of desirable resources or personal traits
Examples? **
Power Types
The various sources of power should not be
thought of as completely separate from each
Leaders uses the sources of power together in
varying combinations depending on the
Pfeffer, 1993
Power Usage
Legitimate power can be depended on initially, but continued
reliance on it may create dissatisfaction, resistance, and
frustration among employees; if legitimate power does not
coincide with expert power, there may be negative effects on
productivity; and dependence on legitimate power may lead
to only minimum compliance while increasing resistance.
Reward power can directly influence the frequency of
employee-performance behaviours in the short run.
Prolonged use of reward power can lead to a dependent
relationship in which subordinates feel manipulated and
become dissatisfied.

Power Usage
Although coercive power may lead to temporary compliance by
subordinates, it produces the undesirable side effects of frustration,
fear, revenge, and alienation. This in turn may lead to poor
performance, dissatisfaction, and turnover.
Expert power is closely related to a climate of trust. A leader’s
influence can be internalized by subordinates; that is, when a leader
uses expert power, attitudinal conformity and internalized
motivation on the part of subordinates will result. This in turn
requires less surveillance of employees by the leader than does
reward or coercive power.
Referent power can lead to enthusiastic and unquestioning trust,
compliance, loyalty, and commitment from subordinates. Like expert
power, considerably less surveillance of employees is required.

A new concept of power, referred to as
“empowerment,” has become a major
strategy for improving work outcomes.
(The Power Pyramid: How to Get Power by Giving It Away
by Tracy, 1990:)
Real power, according to Tracy, flows from the
bottom up, rather than from the top down

Tell people what their responsibilities are.
Give them authority equal to the responsibility assigned them.
Set standards of excellence.
Provide them with the needed training.
Give them knowledge and information.
Provide them with feedback on their performance.
Recognize them for their achievements.
Trust them.
Give them permission to fail.
Treat them with dignity and respect.
Task: Discuss the use of Empowerment with your team member.
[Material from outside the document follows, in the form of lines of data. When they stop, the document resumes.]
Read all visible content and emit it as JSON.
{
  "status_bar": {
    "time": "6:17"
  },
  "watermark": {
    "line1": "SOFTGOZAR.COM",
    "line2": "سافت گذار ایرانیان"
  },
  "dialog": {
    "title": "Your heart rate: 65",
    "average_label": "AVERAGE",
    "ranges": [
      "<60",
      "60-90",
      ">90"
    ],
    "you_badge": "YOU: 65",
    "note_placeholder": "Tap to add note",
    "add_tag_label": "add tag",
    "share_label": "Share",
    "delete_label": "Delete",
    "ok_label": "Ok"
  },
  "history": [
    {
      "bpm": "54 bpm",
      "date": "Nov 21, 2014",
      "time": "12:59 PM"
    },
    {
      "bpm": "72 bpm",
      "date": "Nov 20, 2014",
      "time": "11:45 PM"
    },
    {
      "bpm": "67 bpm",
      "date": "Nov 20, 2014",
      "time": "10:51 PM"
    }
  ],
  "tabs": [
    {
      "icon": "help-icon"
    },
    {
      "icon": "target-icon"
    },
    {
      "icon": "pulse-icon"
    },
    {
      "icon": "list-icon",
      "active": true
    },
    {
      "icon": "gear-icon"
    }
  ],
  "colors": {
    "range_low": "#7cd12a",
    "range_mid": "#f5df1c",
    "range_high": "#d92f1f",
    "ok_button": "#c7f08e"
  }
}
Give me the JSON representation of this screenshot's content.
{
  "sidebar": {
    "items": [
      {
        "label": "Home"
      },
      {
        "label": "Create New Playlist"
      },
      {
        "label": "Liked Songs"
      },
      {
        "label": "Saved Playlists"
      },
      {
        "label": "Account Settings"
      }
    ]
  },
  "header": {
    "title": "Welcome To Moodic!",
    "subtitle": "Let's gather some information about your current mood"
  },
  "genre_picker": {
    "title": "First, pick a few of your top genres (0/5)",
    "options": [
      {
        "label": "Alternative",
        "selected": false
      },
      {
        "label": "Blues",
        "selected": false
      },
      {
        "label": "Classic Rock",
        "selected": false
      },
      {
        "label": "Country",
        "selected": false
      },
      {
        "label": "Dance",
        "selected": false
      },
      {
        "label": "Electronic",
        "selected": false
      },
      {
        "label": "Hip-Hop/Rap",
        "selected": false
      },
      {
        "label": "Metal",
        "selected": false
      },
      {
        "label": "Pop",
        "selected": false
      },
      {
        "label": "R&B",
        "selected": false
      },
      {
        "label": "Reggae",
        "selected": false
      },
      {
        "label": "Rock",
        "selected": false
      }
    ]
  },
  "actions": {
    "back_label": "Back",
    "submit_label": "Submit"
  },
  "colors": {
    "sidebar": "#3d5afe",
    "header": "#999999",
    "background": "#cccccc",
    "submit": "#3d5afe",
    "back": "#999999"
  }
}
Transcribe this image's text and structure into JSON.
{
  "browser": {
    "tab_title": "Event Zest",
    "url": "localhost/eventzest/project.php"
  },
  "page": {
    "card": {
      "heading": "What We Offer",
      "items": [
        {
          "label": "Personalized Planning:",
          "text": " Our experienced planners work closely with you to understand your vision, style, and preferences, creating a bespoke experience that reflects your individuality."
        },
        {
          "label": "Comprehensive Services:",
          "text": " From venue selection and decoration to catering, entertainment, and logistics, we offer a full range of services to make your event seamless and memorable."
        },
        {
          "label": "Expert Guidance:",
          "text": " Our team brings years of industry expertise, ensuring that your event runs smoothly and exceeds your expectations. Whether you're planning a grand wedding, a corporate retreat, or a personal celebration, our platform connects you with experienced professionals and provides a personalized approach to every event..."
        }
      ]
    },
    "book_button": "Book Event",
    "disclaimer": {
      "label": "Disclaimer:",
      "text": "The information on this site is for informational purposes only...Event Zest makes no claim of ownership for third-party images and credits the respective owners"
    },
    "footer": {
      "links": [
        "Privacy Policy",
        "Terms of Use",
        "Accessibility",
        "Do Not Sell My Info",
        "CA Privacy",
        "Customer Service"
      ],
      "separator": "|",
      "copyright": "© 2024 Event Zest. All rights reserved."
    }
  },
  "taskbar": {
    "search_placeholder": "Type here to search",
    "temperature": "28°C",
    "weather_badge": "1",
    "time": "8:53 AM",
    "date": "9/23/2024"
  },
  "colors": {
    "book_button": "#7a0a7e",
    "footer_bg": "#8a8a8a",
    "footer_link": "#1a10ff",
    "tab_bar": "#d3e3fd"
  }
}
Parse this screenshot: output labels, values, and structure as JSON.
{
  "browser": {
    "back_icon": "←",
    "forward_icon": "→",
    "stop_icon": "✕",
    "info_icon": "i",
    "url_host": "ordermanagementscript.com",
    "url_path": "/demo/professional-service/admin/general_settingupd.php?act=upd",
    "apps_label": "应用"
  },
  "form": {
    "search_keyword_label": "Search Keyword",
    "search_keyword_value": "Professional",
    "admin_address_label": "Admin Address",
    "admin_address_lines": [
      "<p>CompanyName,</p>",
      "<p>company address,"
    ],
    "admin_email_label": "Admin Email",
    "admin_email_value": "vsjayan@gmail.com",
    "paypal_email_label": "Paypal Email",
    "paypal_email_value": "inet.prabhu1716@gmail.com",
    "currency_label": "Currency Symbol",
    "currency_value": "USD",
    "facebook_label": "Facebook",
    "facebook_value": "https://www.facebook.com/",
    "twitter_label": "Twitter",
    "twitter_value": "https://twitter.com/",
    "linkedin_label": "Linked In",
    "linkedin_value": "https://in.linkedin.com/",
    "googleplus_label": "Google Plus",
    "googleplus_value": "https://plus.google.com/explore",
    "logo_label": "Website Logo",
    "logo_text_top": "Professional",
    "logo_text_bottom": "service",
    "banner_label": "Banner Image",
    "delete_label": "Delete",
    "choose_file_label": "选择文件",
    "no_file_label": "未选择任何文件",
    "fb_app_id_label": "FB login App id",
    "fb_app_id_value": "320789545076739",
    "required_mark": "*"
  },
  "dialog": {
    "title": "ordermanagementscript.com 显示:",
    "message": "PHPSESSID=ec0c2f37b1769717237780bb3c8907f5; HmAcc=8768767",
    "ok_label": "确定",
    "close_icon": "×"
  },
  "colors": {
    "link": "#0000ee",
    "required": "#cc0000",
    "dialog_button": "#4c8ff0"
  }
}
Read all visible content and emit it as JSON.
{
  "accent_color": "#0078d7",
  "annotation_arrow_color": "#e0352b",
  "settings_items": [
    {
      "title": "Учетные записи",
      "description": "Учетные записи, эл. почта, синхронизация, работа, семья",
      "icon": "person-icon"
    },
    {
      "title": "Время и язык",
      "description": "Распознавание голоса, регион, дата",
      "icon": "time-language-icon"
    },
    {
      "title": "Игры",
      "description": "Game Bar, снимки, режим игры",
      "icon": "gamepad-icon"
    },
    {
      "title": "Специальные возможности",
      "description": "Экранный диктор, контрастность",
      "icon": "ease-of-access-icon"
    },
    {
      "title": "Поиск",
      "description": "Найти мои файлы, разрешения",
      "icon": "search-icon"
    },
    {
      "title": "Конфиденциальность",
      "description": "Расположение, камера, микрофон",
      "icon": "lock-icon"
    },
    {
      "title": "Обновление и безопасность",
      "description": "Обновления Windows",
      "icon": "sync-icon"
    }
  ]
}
Provide some
examples when you would these elements.

Influence *
the capacity or power of persons or things to be a compelling force
on or produce effects on the actions, behaviour, opinions, etc., of
© smallprint 32
Types of Influence
Rational persuasion: Using logical arguments and facts to
persuade another
Inspirational appeals: Arousing enthusiasm by appealing to
one’s values and beliefs.
Consultation: Asking for participation in decision making or
planning a change.
Ingratiation: Getting someone to do what you want by
putting that person in a good mood or getting him or her to
like you.
Personal appeals: Appealing to feelings of loyalty and
friendship before making a request

Types of Influence
Exchange: Promising some benefits in exchange for complying
with a request.
Coalition tactics: Persuading by seeking the assistance of
others or by noting the support of others.
Pressure tactics: Seeking compliance by using demands,
threats, or intimidation.
Legitimising tactics: Pointing out one’s authority to make a
request or verifying that it is consistent with prevailing
organizational policies and practices.

Power, influence and negotiation are

Your turn
Think of an influential person
What personal criteria make that person

Influential people are:
A good listener hears what is said AND hears what is

‘Always get to know the other party. Never negotiate with a stranger.’
(Somers White)
Science of Persuasion **
Influence at work, Cialdini, R. and Nartin, S.
7 behavioural styles: